- [AIM OF THE TASK] Reproduce word for word the line that contains "Transcribe this image's" and each line that follows it, stopping after the final line of the material.

- [SUPPLIED DATA]
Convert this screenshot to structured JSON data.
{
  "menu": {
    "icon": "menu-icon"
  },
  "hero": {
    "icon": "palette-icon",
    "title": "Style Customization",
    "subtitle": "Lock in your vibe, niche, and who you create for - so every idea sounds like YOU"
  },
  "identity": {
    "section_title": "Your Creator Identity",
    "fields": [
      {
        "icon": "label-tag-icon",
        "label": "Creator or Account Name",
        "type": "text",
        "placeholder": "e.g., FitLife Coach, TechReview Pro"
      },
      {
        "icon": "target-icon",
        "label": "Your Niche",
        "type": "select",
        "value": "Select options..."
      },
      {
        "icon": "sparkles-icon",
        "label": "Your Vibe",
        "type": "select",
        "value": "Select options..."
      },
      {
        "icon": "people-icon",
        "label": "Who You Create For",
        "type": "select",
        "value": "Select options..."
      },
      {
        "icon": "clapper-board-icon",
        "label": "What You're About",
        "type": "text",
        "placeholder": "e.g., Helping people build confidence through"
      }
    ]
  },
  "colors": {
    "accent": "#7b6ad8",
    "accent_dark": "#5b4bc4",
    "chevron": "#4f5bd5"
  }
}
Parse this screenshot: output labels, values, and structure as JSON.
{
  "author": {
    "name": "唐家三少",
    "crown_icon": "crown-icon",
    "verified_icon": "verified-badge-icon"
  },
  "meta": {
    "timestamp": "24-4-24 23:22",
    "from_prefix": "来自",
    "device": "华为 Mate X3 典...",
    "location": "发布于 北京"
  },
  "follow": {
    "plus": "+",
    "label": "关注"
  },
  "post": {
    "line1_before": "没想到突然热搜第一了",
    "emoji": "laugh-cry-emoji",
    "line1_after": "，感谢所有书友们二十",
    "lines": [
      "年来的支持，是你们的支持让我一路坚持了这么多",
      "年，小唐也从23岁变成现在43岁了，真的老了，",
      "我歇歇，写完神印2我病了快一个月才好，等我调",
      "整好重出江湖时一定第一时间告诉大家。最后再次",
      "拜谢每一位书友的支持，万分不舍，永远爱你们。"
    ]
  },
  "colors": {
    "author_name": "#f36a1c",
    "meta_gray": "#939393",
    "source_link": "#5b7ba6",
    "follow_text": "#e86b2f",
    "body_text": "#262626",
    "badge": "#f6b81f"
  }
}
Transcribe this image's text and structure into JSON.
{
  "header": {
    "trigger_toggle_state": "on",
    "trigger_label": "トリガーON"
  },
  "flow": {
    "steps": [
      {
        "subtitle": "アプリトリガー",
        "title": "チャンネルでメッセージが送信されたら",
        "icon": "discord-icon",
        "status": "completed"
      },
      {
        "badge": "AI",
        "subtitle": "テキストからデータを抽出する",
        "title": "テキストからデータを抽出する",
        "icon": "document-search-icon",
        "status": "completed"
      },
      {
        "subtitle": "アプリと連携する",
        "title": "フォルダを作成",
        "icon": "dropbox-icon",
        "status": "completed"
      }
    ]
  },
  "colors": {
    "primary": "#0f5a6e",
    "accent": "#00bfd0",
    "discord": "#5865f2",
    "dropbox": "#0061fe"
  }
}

- [RESPONSE TO THE EXERCISE]
Transcribe this image's text and structure into JSON.
{
  "header": {
    "trigger_toggle_state": "on",
    "trigger_label": "トリガーON"
  },
  "flow": {
    "steps": [
      {
        "subtitle": "アプリトリガー",
        "title": "チャンネルでメッセージが送信されたら",
        "icon": "discord-icon",
        "status": "completed"
      },
      {
        "badge": "AI",
        "subtitle": "テキストからデータを抽出する",
        "title": "テキストからデータを抽出する",
        "icon": "document-search-icon",
        "status": "completed"
      },
      {
        "subtitle": "アプリと連携する",
        "title": "フォルダを作成",
        "icon": "dropbox-icon",
        "status": "completed"
      }
    ]
  },
  "colors": {
    "primary": "#0f5a6e",
    "accent": "#00bfd0",
    "discord": "#5865f2",
    "dropbox": "#0061fe"
  }
}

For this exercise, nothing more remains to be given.